No Geneva Convention in Cyberspace
The fact that these hard realities are rational doesn’t make them any softer for anyone. Scrutiny of the consequences of omnipresent Pegasus-like software shows a world that is less shocking than casual news consumers might think.
Some Pegasus analysis writeups I’ve read estimated that readers are eager to bolster their security, as they concluded by dispensing “best practices” like setting unique high-entropy passwords, using encrypted messaging apps, and avoiding suspicious links. Unfortunately, these overlook Pegasus’ previously stated capability of compromising fully-patched OSes without user interaction.
More importantly, as I’ve noted in the past , most users will never be targeted with the likes of Pegasus, so worrying is a waste of time.
Based on NSO’s pricing model, Pegasus isn’t well-suited to mass surveillance. At tens of thousands of dollars per target, it would be exorbitantly expensive to surveil a population of millions, but affordable for tracking a high-priority target list of a few hundred. If you conform and submit — most people do — you’ll be fine.
The other reason I think we’re seeing explosive reporting is that compromising a device is flashier than passively watching the internet backbone or telecom switches.
Intelligence agencies around the world have shifted from collecting data in transit to collecting data at rest, since encryption uptake has made the former less fruitful. Sniffing packets in the air or over the wire has traditionally been the first choice for intelligence agencies only because it was the easiest. Intelligence agencies historically targeted devices, too, but usually only for their top targets.
But now that so much traffic is encrypted, it makes more sense to focus on its endpoints. All the data from those end-to-end encrypted chats is sitting on the sender and recipient devices, decrypted while the device is running and ripe for the taking. There’s a reason it’s called “end-to-end” and not “end-and-end” encryption.
Give Cyber Peace a Chance?
My goal here isn’t to stop worrying and love the digital bomb, but to worry productively. NSO should probably choose its customers more carefully, but we can’t count on that. Get too squeamish about whose emails get read and customers will take their business elsewhere.
What are we plebeians to do? Less than we’d like, but not nothing. If this teaches us anything, it’s that we should understand the limits of our devices. Encrypted messaging apps protect data traversing the internet, but that’s not what sophisticated spying tools target. There are exceptions like stingrays, but you may have noticed that stingray headlines aren’t too common these days.
Your phone doesn’t deserve your trust for the really sensitive stuff. Case in point, no information security pros I know conduct banking on their phone, and neither do I.
If you think the spying NSO enables its customers to do isn’t cool, it’s not enough to red-card players — the rules of the game need to change. Again, shut down NSO and buyers will find new sellers.

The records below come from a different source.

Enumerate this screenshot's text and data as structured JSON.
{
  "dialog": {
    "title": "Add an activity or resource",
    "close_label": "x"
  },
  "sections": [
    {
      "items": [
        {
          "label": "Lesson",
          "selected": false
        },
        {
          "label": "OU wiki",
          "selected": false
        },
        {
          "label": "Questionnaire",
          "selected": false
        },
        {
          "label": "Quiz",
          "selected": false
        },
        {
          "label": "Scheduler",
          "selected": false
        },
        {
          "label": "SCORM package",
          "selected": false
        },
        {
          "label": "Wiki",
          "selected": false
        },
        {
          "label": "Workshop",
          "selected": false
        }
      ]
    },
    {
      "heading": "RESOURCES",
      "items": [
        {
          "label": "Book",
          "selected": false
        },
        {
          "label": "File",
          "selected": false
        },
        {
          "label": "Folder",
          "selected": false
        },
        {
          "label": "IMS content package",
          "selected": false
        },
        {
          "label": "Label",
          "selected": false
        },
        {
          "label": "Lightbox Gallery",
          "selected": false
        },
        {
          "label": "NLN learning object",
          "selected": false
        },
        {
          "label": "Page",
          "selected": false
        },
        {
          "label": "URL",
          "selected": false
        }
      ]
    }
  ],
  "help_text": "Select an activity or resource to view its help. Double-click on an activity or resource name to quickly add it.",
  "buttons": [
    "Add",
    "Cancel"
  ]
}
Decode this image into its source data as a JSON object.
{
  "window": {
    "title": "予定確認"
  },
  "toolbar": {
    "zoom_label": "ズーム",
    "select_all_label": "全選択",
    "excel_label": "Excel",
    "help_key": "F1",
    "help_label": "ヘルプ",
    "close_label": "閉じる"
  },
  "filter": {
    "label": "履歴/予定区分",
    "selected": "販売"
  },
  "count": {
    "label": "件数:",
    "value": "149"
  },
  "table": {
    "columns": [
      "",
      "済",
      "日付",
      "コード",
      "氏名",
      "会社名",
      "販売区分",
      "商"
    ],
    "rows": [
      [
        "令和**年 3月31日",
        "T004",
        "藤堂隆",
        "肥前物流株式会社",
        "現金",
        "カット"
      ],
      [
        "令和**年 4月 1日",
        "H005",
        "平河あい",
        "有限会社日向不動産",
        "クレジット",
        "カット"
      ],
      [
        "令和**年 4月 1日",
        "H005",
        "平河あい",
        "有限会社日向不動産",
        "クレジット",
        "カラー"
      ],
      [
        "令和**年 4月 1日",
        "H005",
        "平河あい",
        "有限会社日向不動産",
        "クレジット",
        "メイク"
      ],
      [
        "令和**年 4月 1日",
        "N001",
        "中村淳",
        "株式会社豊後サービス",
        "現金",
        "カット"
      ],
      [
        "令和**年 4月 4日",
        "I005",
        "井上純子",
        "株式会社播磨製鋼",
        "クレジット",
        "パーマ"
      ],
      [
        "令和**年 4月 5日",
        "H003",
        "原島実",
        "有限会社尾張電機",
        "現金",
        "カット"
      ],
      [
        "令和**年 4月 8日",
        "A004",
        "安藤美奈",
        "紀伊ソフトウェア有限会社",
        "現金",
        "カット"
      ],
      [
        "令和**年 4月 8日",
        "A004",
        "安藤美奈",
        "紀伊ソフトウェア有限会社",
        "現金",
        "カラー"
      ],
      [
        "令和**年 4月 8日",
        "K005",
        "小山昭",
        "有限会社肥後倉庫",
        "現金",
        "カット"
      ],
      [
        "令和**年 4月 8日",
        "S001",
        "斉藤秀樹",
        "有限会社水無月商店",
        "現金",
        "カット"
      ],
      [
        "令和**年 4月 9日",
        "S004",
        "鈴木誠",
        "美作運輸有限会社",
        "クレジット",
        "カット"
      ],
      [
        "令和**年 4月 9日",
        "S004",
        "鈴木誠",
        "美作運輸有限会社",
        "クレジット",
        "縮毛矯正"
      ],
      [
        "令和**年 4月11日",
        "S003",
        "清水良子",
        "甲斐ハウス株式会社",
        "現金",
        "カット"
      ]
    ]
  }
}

While the Internet crosses borders, laws can’t. Surveillance vendors will just set up shop wherever business is legal.
To take another (literal) page from “Click Here to Kill Everybody,” attitudes toward vulnerability research and disclosure need to change. If governments disclosed vulnerabilities instead of hoarding them, they could be patched, locking everyone out of using (or abusing) them; and if laws protected good-faith researchers, we’d have the bloodhounds sniffing out security holes.
Until then, as long as there’s money to be made and the powers that regulate it can derive some reward, one entity will sell surveillance tools, another will buy, and a third will let it happen.